hinkley_pointIn our last blog post we asked the question what is Hinkley Point and why is it important? Now, a few weeks later, we are left asking the question: where did it go wrong for Hinkley Point C and why is it being delayed?

Nuclear power issues are rarely black and white, and in a post-Brexit, post-Cameron political climate, the case of Hinkley Point is more nuanced than most.

There have been question marks raised against the cost of the gargantuan multi-billion-pound project; there have also been concerns about China’s involvement; along with renewed questions about the need for nuclear power plants in the first place.

These are just some of the uncertainties delaying the Hinkley Point project from officially starting. In this week’s blog post we look further into these questions and hazard a guess at what the government’s final verdict will be.

Why nuclear?

The Northern Hemisphere requires a vast amount of energy during the months of January and February. The base load – that is, the minimum amount of energy required – in these winter months is an amount that solar and wind-powered energy alone cannot supply. This is where the question of the energy mix comes in to play. If there were a way to store the amount of energy generated during hot and windy days, the question of nuclear would not be so pertinent.

How has Brexit affected Hinkley?

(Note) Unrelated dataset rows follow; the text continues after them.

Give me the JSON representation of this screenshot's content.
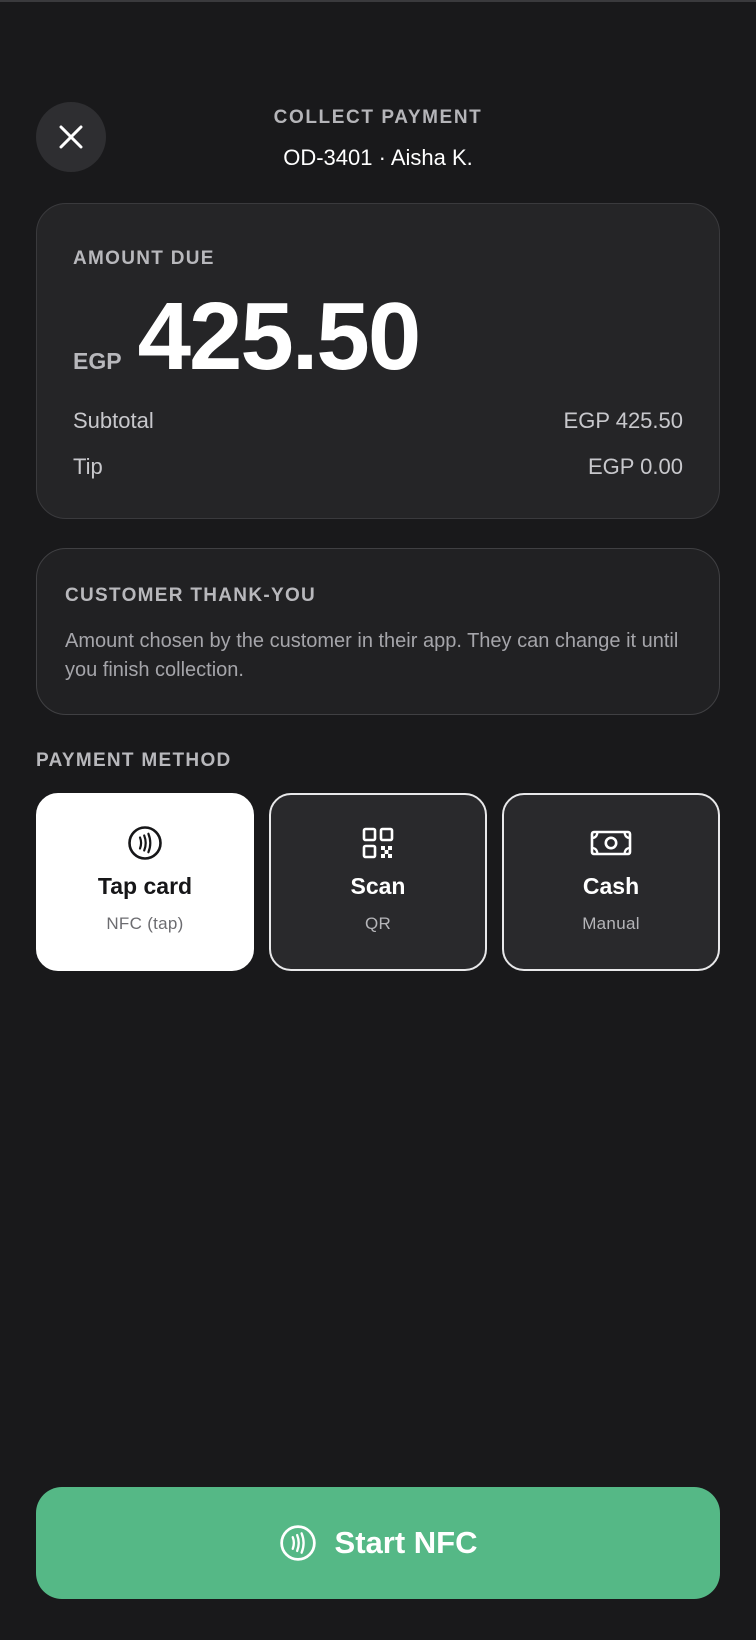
{
  "header": {
    "title": "COLLECT PAYMENT",
    "subtitle": "OD-3401 · Aisha K."
  },
  "close_button": {
    "icon": "close-icon"
  },
  "amount_card": {
    "label": "AMOUNT DUE",
    "currency": "EGP",
    "amount": "425.50",
    "rows": [
      {
        "label": "Subtotal",
        "value": "EGP 425.50"
      },
      {
        "label": "Tip",
        "value": "EGP 0.00"
      }
    ]
  },
  "thanks_card": {
    "title": "CUSTOMER THANK-YOU",
    "body": "Amount chosen by the customer in their app. They can change it until you finish collection."
  },
  "payment": {
    "label": "PAYMENT METHOD",
    "methods": [
      {
        "name": "Tap card",
        "sub": "NFC (tap)",
        "icon": "nfc-icon",
        "selected": true
      },
      {
        "name": "Scan",
        "sub": "QR",
        "icon": "qr-code-icon",
        "selected": false
      },
      {
        "name": "Cash",
        "sub": "Manual",
        "icon": "banknote-icon",
        "selected": false
      }
    ]
  },
  "start_button": {
    "label": "Start NFC",
    "icon": "nfc-icon"
  },
  "colors": {
    "background": "#19191b",
    "card": "#252527",
    "accent_green": "#55b886",
    "selected_method": "#ffffff"
  }
}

Sources such as Nuclear Engineering International magazine have stated that Brexit made an uncertain plant still more uncertain. Would Hinkley still be subject to State aid rules that prevent EDF or its partners benefitting from public funds? As both those within Britain and those within Brussels make sense of the new landscape, Brexit has certainly been a large factor in delaying the final verdict on Hinkley.

Who will the costs fall to?

The project is set to cost upward of £18bn but, like a lot of grand-scale projects, time and costs invariably fall foul to the planning fallacy and run over. EDF, along with its partners are due to foot the bill, with Chinese partner China General Nuclear (CGN) fronting one-third of costs and maintaining a notable share in the project.

How is China involved?

The state-owned Chinese company CGN will supply some of the parts and workers for the proposed project. This has raised concerns with the UK’s intelligence agencies who are said to be suspicious that a ‘back door’ could be built in to allow China access to control systems. Conspiracy theories aside, others have raised concerns about China’s human rights record, and whether such a long-term project is wise to have so many external stakeholders.

What next?

Plans for the project have been delayed until September. What will the verdict be next month? The safest answer we can provide at this point is: we don’t know.

Uncertainty is rife following Brexit, Theresa May is still settling in at Number Ten, and the divisive project has even caused a member of the EDF board to resign. At this point, the grand scale project that could create 25,000 new job opportunities looks likely to be delayed further still.

Rather than a definitive yes or no, there is a strong chance that the verdict in September will bring more delays. The government set the Hinkley Point C ball in motion back in 2008. It has taken eight years for the EDF board to approve the project, it is unlikely the final decision will be made imminently. The most we can say at this point is… watch this space.

Editor: Saul Bush – One